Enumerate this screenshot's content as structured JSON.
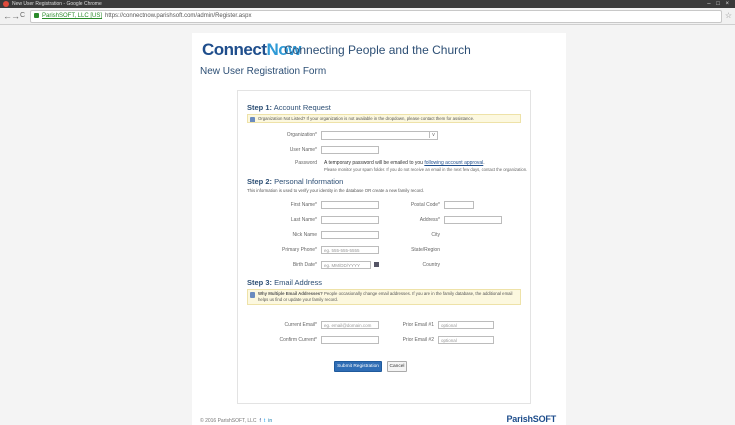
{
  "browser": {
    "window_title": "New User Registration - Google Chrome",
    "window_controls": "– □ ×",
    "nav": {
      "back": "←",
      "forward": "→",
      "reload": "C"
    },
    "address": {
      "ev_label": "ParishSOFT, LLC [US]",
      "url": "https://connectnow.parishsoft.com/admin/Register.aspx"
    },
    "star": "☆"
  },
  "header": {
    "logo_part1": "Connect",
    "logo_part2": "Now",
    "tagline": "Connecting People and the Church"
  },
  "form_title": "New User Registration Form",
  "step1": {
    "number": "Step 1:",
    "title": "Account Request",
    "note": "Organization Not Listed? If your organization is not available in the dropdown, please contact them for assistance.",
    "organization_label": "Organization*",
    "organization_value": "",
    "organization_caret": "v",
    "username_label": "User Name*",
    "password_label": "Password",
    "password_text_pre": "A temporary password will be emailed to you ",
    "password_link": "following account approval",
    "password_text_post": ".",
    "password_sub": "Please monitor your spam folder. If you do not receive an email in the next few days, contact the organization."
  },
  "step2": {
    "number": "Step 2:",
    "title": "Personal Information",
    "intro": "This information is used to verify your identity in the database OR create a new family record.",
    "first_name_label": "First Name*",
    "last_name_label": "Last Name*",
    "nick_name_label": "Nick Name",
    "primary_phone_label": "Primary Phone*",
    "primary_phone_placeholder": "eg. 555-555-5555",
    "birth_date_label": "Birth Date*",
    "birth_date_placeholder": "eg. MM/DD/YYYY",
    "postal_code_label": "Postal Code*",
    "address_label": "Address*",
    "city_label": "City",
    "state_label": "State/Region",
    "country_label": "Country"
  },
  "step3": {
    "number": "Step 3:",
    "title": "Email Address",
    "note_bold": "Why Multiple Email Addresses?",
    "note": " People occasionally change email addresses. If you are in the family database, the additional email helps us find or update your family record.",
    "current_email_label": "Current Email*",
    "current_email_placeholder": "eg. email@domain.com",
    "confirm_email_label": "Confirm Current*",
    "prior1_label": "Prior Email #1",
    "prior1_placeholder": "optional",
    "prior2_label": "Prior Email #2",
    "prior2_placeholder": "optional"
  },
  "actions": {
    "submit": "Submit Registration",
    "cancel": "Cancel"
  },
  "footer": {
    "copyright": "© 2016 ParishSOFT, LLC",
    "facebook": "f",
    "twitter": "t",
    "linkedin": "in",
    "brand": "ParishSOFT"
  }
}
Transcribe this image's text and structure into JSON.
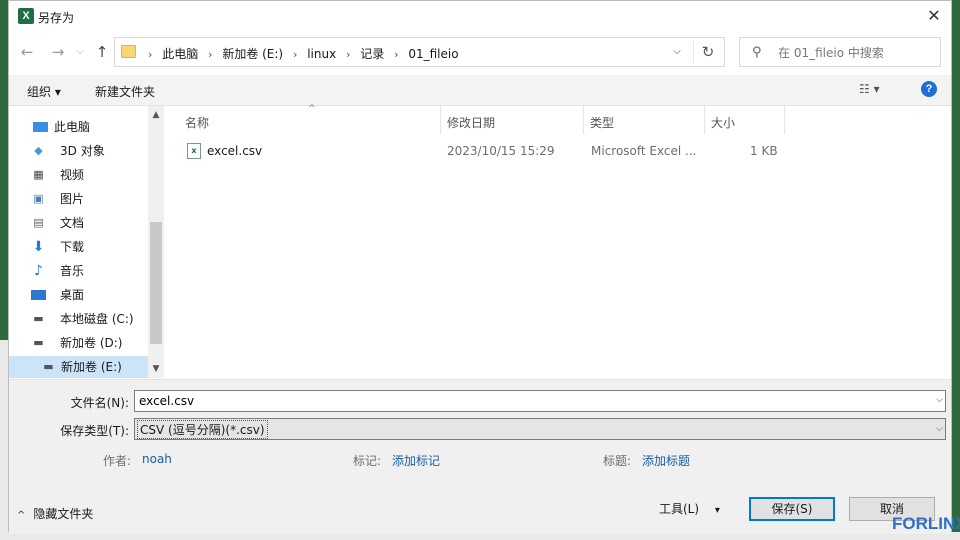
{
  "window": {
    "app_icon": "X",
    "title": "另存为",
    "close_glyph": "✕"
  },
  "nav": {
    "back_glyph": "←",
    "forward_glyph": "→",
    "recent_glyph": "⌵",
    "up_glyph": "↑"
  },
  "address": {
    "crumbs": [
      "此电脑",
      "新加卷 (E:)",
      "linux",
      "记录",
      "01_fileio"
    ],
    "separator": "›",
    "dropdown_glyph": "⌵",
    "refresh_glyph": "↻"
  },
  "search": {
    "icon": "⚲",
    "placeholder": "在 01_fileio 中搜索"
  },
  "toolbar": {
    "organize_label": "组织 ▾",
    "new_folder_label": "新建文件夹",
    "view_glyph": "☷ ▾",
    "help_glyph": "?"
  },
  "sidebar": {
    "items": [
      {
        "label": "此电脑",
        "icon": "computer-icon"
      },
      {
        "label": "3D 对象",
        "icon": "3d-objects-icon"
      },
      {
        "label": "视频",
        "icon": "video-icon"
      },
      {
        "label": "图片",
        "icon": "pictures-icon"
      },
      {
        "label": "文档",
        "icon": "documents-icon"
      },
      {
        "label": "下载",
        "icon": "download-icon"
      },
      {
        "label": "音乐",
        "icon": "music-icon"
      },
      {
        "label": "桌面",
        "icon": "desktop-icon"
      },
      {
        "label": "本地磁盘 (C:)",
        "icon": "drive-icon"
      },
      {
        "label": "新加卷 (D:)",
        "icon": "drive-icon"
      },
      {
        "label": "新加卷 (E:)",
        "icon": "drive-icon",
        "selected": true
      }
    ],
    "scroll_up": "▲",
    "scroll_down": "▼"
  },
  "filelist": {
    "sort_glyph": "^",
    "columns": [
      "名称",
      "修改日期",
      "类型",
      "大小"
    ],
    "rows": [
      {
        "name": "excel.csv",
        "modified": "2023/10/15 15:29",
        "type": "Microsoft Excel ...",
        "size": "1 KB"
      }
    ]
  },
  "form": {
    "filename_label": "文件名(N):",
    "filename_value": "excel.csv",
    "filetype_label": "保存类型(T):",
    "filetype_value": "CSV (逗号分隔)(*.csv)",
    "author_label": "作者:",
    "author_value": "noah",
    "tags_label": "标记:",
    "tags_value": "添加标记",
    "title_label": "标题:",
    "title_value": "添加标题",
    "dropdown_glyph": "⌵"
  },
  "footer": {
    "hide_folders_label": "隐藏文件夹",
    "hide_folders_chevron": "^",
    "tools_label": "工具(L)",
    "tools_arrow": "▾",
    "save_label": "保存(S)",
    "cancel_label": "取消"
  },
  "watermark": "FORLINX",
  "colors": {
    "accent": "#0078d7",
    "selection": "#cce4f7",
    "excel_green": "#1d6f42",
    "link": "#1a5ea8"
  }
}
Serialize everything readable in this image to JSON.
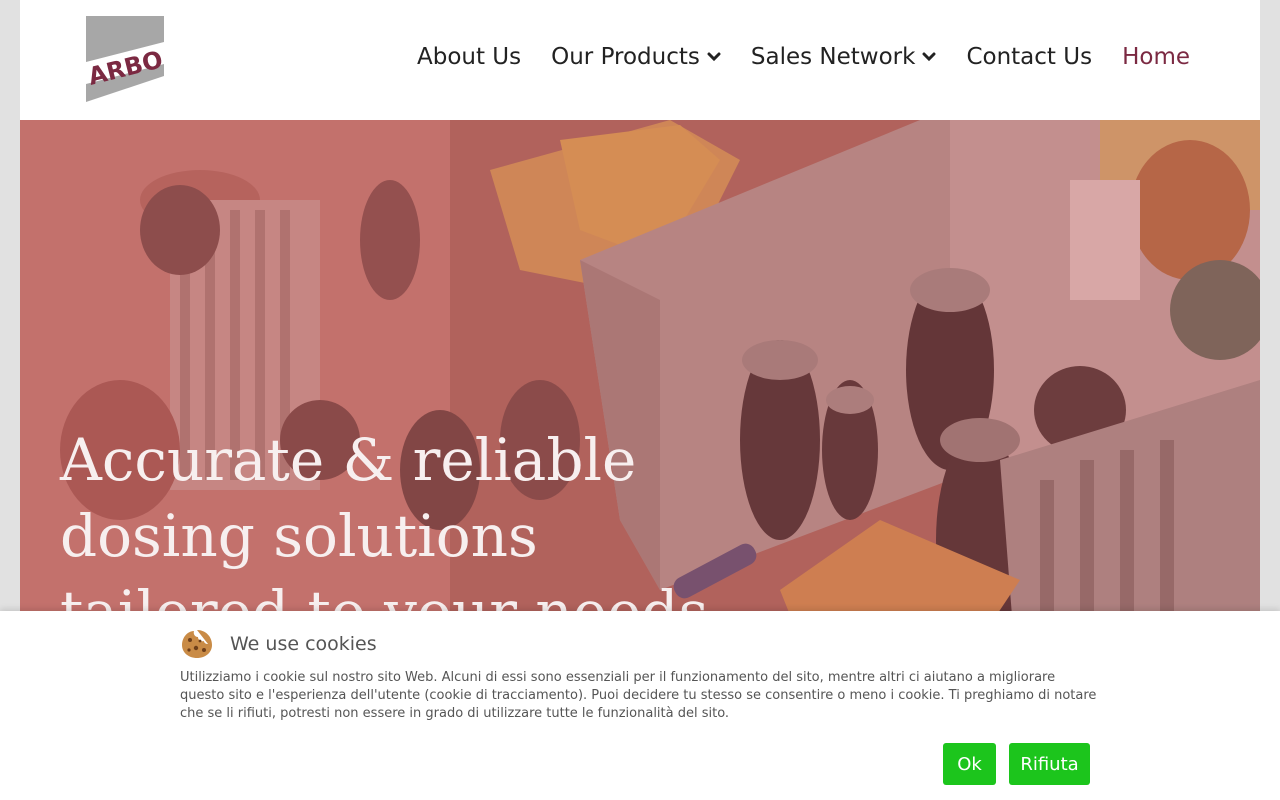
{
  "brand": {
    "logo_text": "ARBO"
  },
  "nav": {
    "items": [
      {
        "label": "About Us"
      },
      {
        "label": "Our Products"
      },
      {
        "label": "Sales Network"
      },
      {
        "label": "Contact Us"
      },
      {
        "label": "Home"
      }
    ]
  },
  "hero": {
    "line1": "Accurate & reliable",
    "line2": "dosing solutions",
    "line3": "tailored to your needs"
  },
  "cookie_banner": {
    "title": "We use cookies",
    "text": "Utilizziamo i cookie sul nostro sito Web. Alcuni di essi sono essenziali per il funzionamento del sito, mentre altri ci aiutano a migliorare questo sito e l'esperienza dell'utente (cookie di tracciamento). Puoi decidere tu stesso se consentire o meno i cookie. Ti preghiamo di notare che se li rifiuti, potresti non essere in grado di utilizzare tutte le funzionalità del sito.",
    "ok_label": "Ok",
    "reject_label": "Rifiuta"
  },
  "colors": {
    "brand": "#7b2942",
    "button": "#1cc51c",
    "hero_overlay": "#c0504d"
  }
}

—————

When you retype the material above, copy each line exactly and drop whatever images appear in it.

Enumerate this screenshot's content as structured JSON.
{
  "browser": {
    "window_title": "New User Registration - Google Chrome",
    "window_controls": "– □ ×",
    "nav": {
      "back": "←",
      "forward": "→",
      "reload": "C"
    },
    "address": {
      "ev_label": "ParishSOFT, LLC [US]",
      "url": "https://connectnow.parishsoft.com/admin/Register.aspx"
    },
    "star": "☆"
  },
  "header": {
    "logo_part1": "Connect",
    "logo_part2": "Now",
    "tagline": "Connecting People and the Church"
  },
  "form_title": "New User Registration Form",
  "step1": {
    "number": "Step 1:",
    "title": "Account Request",
    "note": "Organization Not Listed? If your organization is not available in the dropdown, please contact them for assistance.",
    "organization_label": "Organization*",
    "organization_value": "",
    "organization_caret": "v",
    "username_label": "User Name*",
    "password_label": "Password",
    "password_text_pre": "A temporary password will be emailed to you ",
    "password_link": "following account approval",
    "password_text_post": ".",
    "password_sub": "Please monitor your spam folder. If you do not receive an email in the next few days, contact the organization."
  },
  "step2": {
    "number": "Step 2:",
    "title": "Personal Information",
    "intro": "This information is used to verify your identity in the database OR create a new family record.",
    "first_name_label": "First Name*",
    "last_name_label": "Last Name*",
    "nick_name_label": "Nick Name",
    "primary_phone_label": "Primary Phone*",
    "primary_phone_placeholder": "eg. 555-555-5555",
    "birth_date_label": "Birth Date*",
    "birth_date_placeholder": "eg. MM/DD/YYYY",
    "postal_code_label": "Postal Code*",
    "address_label": "Address*",
    "city_label": "City",
    "state_label": "State/Region",
    "country_label": "Country"
  },
  "step3": {
    "number": "Step 3:",
    "title": "Email Address",
    "note_bold": "Why Multiple Email Addresses?",
    "note": " People occasionally change email addresses. If you are in the family database, the additional email helps us find or update your family record.",
    "current_email_label": "Current Email*",
    "current_email_placeholder": "eg. email@domain.com",
    "confirm_email_label": "Confirm Current*",
    "prior1_label": "Prior Email #1",
    "prior1_placeholder": "optional",
    "prior2_label": "Prior Email #2",
    "prior2_placeholder": "optional"
  },
  "actions": {
    "submit": "Submit Registration",
    "cancel": "Cancel"
  },
  "footer": {
    "copyright": "© 2016 ParishSOFT, LLC",
    "facebook": "f",
    "twitter": "t",
    "linkedin": "in",
    "brand": "ParishSOFT"
  }
}
Transcribe this image's text and structure into JSON.
{
  "window": {
    "app_icon": "X",
    "title": "另存为",
    "close_glyph": "✕"
  },
  "nav": {
    "back_glyph": "←",
    "forward_glyph": "→",
    "recent_glyph": "⌵",
    "up_glyph": "↑"
  },
  "address": {
    "crumbs": [
      "此电脑",
      "新加卷 (E:)",
      "linux",
      "记录",
      "01_fileio"
    ],
    "separator": "›",
    "dropdown_glyph": "⌵",
    "refresh_glyph": "↻"
  },
  "search": {
    "icon": "⚲",
    "placeholder": "在 01_fileio 中搜索"
  },
  "toolbar": {
    "organize_label": "组织 ▾",
    "new_folder_label": "新建文件夹",
    "view_glyph": "☷ ▾",
    "help_glyph": "?"
  },
  "sidebar": {
    "items": [
      {
        "label": "此电脑",
        "icon": "computer-icon"
      },
      {
        "label": "3D 对象",
        "icon": "3d-objects-icon"
      },
      {
        "label": "视频",
        "icon": "video-icon"
      },
      {
        "label": "图片",
        "icon": "pictures-icon"
      },
      {
        "label": "文档",
        "icon": "documents-icon"
      },
      {
        "label": "下载",
        "icon": "download-icon"
      },
      {
        "label": "音乐",
        "icon": "music-icon"
      },
      {
        "label": "桌面",
        "icon": "desktop-icon"
      },
      {
        "label": "本地磁盘 (C:)",
        "icon": "drive-icon"
      },
      {
        "label": "新加卷 (D:)",
        "icon": "drive-icon"
      },
      {
        "label": "新加卷 (E:)",
        "icon": "drive-icon",
        "selected": true
      }
    ],
    "scroll_up": "▲",
    "scroll_down": "▼"
  },
  "filelist": {
    "sort_glyph": "^",
    "columns": [
      "名称",
      "修改日期",
      "类型",
      "大小"
    ],
    "rows": [
      {
        "name": "excel.csv",
        "modified": "2023/10/15 15:29",
        "type": "Microsoft Excel ...",
        "size": "1 KB"
      }
    ]
  },
  "form": {
    "filename_label": "文件名(N):",
    "filename_value": "excel.csv",
    "filetype_label": "保存类型(T):",
    "filetype_value": "CSV (逗号分隔)(*.csv)",
    "author_label": "作者:",
    "author_value": "noah",
    "tags_label": "标记:",
    "tags_value": "添加标记",
    "title_label": "标题:",
    "title_value": "添加标题",
    "dropdown_glyph": "⌵"
  },
  "footer": {
    "hide_folders_label": "隐藏文件夹",
    "hide_folders_chevron": "^",
    "tools_label": "工具(L)",
    "tools_arrow": "▾",
    "save_label": "保存(S)",
    "cancel_label": "取消"
  },
  "watermark": "FORLINX",
  "colors": {
    "accent": "#0078d7",
    "selection": "#cce4f7",
    "excel_green": "#1d6f42",
    "link": "#1a5ea8"
  }
}
Serialize everything readable in this image to JSON.
{
  "brand": {
    "logo_text": "ARBO"
  },
  "nav": {
    "items": [
      {
        "label": "About Us"
      },
      {
        "label": "Our Products"
      },
      {
        "label": "Sales Network"
      },
      {
        "label": "Contact Us"
      },
      {
        "label": "Home"
      }
    ]
  },
  "hero": {
    "line1": "Accurate & reliable",
    "line2": "dosing solutions",
    "line3": "tailored to your needs"
  },
  "cookie_banner": {
    "title": "We use cookies",
    "text": "Utilizziamo i cookie sul nostro sito Web. Alcuni di essi sono essenziali per il funzionamento del sito, mentre altri ci aiutano a migliorare questo sito e l'esperienza dell'utente (cookie di tracciamento). Puoi decidere tu stesso se consentire o meno i cookie. Ti preghiamo di notare che se li rifiuti, potresti non essere in grado di utilizzare tutte le funzionalità del sito.",
    "ok_label": "Ok",
    "reject_label": "Rifiuta"
  },
  "colors": {
    "brand": "#7b2942",
    "button": "#1cc51c",
    "hero_overlay": "#c0504d"
  }
}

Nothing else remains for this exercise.